# [Problem requirements]
Copy each line of the entries that contains the word "points".

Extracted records
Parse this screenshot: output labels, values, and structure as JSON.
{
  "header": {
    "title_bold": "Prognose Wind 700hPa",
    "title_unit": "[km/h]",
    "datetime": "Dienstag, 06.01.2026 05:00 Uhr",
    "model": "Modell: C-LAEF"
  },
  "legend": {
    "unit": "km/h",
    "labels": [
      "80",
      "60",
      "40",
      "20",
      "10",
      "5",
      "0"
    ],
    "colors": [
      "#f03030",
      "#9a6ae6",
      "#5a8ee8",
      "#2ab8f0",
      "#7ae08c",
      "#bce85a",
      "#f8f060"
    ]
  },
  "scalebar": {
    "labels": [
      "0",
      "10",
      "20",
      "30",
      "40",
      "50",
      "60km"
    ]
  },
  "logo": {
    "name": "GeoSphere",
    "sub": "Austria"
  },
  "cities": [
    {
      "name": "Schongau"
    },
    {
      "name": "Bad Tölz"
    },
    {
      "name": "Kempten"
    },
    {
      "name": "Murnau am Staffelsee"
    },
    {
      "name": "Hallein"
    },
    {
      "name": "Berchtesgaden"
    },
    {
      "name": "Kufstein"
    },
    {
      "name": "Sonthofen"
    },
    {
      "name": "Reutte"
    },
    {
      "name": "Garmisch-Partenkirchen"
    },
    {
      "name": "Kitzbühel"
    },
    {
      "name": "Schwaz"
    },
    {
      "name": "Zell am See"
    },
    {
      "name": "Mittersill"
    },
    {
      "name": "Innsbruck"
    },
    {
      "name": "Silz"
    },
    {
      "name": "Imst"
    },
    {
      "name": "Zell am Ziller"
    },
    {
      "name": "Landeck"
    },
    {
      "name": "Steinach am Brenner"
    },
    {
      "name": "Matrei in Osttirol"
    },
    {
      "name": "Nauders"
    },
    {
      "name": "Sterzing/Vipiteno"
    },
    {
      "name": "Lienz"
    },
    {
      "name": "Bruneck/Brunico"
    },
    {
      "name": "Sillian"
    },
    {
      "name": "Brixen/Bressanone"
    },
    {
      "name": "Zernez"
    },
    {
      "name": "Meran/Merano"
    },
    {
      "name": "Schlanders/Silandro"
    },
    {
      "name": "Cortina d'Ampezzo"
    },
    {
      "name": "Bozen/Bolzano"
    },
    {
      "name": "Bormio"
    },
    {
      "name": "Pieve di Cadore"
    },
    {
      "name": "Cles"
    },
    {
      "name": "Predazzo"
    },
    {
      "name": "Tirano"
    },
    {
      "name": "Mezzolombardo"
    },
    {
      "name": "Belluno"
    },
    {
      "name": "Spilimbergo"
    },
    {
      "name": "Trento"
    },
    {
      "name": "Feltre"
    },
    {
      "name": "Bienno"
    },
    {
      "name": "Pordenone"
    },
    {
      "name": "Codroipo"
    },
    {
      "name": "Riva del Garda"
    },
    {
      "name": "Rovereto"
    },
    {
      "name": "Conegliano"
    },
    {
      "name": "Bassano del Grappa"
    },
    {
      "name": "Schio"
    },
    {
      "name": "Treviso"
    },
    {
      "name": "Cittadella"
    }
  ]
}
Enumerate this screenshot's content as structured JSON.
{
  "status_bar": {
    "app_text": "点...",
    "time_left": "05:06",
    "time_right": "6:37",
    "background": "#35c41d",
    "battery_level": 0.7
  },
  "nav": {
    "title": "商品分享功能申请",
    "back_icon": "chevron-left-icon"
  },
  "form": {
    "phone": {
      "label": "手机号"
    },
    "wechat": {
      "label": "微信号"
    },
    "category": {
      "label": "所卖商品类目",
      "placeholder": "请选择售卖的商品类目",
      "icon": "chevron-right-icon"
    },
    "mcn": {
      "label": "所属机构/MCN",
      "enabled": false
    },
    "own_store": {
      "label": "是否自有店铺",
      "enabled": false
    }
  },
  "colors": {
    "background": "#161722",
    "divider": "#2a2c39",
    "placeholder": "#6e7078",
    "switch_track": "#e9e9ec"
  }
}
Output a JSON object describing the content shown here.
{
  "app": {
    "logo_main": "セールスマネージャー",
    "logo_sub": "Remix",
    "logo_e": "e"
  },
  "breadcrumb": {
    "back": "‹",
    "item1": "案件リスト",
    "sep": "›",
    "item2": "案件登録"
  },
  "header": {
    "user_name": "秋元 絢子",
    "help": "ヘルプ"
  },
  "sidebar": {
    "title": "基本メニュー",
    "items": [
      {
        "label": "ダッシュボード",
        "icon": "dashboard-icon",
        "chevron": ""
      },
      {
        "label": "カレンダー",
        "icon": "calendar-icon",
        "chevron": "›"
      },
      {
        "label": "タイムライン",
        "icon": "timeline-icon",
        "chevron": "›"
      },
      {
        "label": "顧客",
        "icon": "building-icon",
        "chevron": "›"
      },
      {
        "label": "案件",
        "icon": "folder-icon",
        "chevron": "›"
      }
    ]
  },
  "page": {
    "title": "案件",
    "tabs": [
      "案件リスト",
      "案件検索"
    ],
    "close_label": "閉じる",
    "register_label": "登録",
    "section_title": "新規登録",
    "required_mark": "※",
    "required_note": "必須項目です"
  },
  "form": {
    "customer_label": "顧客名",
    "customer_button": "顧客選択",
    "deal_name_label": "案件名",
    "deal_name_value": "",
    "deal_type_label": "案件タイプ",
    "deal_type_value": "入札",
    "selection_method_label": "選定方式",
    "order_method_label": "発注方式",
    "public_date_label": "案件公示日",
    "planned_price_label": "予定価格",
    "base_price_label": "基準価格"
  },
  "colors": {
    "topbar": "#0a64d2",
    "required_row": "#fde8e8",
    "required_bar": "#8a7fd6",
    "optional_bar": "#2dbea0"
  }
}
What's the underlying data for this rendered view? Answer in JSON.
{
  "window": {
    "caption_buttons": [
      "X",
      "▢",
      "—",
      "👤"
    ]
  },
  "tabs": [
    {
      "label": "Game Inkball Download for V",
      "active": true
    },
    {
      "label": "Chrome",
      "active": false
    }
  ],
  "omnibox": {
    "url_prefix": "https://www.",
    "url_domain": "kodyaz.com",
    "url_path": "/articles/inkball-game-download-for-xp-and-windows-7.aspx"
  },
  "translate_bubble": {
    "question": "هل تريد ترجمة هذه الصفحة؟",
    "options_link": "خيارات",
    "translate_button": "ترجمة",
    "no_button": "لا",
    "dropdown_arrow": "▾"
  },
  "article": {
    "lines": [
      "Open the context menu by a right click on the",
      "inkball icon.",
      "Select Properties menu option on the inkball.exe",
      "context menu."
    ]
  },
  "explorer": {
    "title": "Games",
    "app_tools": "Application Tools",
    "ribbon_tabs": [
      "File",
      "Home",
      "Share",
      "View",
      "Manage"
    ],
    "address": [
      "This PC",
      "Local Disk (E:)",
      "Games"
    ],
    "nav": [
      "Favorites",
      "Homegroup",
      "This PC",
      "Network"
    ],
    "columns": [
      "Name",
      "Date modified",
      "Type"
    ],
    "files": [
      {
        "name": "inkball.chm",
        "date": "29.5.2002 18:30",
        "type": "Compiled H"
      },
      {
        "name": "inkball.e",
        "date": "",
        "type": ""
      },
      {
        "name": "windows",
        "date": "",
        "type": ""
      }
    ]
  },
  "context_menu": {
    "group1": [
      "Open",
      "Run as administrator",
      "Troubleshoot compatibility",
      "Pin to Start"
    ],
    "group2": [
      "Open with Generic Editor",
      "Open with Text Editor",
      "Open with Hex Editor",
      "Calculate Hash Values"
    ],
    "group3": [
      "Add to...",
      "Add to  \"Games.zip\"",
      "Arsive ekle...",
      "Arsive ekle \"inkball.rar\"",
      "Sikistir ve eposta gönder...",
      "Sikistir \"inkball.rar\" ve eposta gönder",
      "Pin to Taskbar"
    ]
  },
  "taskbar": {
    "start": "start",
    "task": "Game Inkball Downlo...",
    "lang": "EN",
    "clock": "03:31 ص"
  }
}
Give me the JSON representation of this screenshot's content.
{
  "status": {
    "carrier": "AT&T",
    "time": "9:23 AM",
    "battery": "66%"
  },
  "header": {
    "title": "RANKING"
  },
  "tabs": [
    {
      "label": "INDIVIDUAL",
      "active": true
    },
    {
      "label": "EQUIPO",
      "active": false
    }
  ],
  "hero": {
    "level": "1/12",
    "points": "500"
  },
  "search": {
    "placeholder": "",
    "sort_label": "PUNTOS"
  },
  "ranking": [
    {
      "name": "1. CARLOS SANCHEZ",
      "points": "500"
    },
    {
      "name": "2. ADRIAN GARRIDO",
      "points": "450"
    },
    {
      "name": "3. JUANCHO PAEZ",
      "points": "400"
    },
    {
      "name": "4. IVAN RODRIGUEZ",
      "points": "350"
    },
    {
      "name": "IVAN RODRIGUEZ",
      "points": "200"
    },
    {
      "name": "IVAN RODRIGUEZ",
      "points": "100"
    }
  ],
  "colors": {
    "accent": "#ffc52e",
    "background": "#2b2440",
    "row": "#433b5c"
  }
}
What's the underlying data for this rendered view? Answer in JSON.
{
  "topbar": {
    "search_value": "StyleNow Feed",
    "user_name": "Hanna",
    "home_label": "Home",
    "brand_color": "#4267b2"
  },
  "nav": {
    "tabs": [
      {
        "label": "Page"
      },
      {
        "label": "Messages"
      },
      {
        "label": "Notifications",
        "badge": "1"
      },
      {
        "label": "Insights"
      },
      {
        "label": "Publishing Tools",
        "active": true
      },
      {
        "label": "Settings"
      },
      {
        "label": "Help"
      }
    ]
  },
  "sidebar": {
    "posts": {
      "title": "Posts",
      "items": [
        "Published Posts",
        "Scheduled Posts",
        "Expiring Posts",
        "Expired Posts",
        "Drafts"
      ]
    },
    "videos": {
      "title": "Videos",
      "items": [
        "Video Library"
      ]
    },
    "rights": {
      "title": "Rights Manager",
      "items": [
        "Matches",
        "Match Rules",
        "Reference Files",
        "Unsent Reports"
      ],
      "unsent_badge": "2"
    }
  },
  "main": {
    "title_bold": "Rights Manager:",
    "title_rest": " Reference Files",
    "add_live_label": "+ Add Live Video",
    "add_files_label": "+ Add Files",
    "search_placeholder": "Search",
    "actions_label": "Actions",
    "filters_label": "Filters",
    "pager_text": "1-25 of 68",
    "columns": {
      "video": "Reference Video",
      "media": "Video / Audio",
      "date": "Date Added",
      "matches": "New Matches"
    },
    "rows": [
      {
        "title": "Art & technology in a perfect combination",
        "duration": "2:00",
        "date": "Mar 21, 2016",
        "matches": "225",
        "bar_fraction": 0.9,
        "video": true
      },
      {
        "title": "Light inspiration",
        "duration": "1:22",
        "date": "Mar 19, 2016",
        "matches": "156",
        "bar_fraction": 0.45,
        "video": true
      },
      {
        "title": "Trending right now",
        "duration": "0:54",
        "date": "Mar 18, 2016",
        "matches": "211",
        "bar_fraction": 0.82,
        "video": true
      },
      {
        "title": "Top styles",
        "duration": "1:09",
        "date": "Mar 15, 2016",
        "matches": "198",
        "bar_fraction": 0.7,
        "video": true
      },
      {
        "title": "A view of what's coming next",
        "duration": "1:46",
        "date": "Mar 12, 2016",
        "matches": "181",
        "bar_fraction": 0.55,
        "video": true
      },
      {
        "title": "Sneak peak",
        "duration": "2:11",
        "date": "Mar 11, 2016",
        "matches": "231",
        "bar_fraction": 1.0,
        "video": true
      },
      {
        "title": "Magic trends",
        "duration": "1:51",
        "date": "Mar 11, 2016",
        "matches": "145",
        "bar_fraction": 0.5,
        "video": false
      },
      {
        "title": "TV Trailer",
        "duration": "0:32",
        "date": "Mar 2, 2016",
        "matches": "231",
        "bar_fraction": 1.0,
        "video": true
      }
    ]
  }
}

# [Your solution]
    "points": "500"
      "points": "500"
      "points": "450"
      "points": "400"
      "points": "350"
      "points": "200"
      "points": "100"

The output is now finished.